#### [Your assignment]
Each entry needs to be reproduced exactly as it is.

#### [Dataset]
------------------------
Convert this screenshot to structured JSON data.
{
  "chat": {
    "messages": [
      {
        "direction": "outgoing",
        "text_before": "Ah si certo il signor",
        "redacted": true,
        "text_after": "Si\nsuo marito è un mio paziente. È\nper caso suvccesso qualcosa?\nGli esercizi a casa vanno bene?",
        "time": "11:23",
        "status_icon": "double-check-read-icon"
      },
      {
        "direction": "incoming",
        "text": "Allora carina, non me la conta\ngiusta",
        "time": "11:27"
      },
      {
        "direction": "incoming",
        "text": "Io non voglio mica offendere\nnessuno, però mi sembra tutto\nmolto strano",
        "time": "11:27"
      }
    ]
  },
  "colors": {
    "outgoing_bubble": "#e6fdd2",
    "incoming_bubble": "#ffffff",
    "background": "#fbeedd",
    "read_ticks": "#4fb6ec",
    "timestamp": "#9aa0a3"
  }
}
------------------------
#### [Written response]
Convert this screenshot to structured JSON data.
{
  "chat": {
    "messages": [
      {
        "direction": "outgoing",
        "text_before": "Ah si certo il signor",
        "redacted": true,
        "text_after": "Si\nsuo marito è un mio paziente. È\nper caso suvccesso qualcosa?\nGli esercizi a casa vanno bene?",
        "time": "11:23",
        "status_icon": "double-check-read-icon"
      },
      {
        "direction": "incoming",
        "text": "Allora carina, non me la conta\ngiusta",
        "time": "11:27"
      },
      {
        "direction": "incoming",
        "text": "Io non voglio mica offendere\nnessuno, però mi sembra tutto\nmolto strano",
        "time": "11:27"
      }
    ]
  },
  "colors": {
    "outgoing_bubble": "#e6fdd2",
    "incoming_bubble": "#ffffff",
    "background": "#fbeedd",
    "read_ticks": "#4fb6ec",
    "timestamp": "#9aa0a3"
  }
}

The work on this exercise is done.